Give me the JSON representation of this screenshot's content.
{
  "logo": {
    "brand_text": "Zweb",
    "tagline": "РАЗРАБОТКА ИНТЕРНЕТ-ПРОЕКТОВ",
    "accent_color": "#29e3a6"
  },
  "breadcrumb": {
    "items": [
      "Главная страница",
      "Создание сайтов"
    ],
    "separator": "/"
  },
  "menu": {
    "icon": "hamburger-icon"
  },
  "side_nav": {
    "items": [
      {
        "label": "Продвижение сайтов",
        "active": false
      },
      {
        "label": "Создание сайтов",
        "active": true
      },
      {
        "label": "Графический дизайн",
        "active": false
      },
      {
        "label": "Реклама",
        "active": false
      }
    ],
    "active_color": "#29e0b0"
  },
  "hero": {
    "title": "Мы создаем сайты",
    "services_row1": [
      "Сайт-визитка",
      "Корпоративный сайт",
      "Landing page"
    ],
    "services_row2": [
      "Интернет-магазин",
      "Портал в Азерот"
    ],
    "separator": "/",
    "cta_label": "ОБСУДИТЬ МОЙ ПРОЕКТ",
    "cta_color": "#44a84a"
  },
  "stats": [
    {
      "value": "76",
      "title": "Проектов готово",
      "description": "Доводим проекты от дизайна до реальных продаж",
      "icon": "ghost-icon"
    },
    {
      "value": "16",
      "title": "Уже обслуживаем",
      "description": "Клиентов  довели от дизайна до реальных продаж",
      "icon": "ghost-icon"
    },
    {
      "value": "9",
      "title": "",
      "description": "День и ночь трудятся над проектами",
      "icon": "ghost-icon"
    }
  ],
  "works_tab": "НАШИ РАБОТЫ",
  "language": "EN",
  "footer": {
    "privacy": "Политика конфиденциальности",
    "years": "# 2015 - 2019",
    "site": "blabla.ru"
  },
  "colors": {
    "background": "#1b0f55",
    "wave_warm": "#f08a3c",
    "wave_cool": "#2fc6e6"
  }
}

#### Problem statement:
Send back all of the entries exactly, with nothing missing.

#### Answer to this task:
Give me the JSON representation of this screenshot's content.
{
  "logo": {
    "brand_text": "Zweb",
    "tagline": "РАЗРАБОТКА ИНТЕРНЕТ-ПРОЕКТОВ",
    "accent_color": "#29e3a6"
  },
  "breadcrumb": {
    "items": [
      "Главная страница",
      "Создание сайтов"
    ],
    "separator": "/"
  },
  "menu": {
    "icon": "hamburger-icon"
  },
  "side_nav": {
    "items": [
      {
        "label": "Продвижение сайтов",
        "active": false
      },
      {
        "label": "Создание сайтов",
        "active": true
      },
      {
        "label": "Графический дизайн",
        "active": false
      },
      {
        "label": "Реклама",
        "active": false
      }
    ],
    "active_color": "#29e0b0"
  },
  "hero": {
    "title": "Мы создаем сайты",
    "services_row1": [
      "Сайт-визитка",
      "Корпоративный сайт",
      "Landing page"
    ],
    "services_row2": [
      "Интернет-магазин",
      "Портал в Азерот"
    ],
    "separator": "/",
    "cta_label": "ОБСУДИТЬ МОЙ ПРОЕКТ",
    "cta_color": "#44a84a"
  },
  "stats": [
    {
      "value": "76",
      "title": "Проектов готово",
      "description": "Доводим проекты от дизайна до реальных продаж",
      "icon": "ghost-icon"
    },
    {
      "value": "16",
      "title": "Уже обслуживаем",
      "description": "Клиентов  довели от дизайна до реальных продаж",
      "icon": "ghost-icon"
    },
    {
      "value": "9",
      "title": "",
      "description": "День и ночь трудятся над проектами",
      "icon": "ghost-icon"
    }
  ],
  "works_tab": "НАШИ РАБОТЫ",
  "language": "EN",
  "footer": {
    "privacy": "Политика конфиденциальности",
    "years": "# 2015 - 2019",
    "site": "blabla.ru"
  },
  "colors": {
    "background": "#1b0f55",
    "wave_warm": "#f08a3c",
    "wave_cool": "#2fc6e6"
  }
}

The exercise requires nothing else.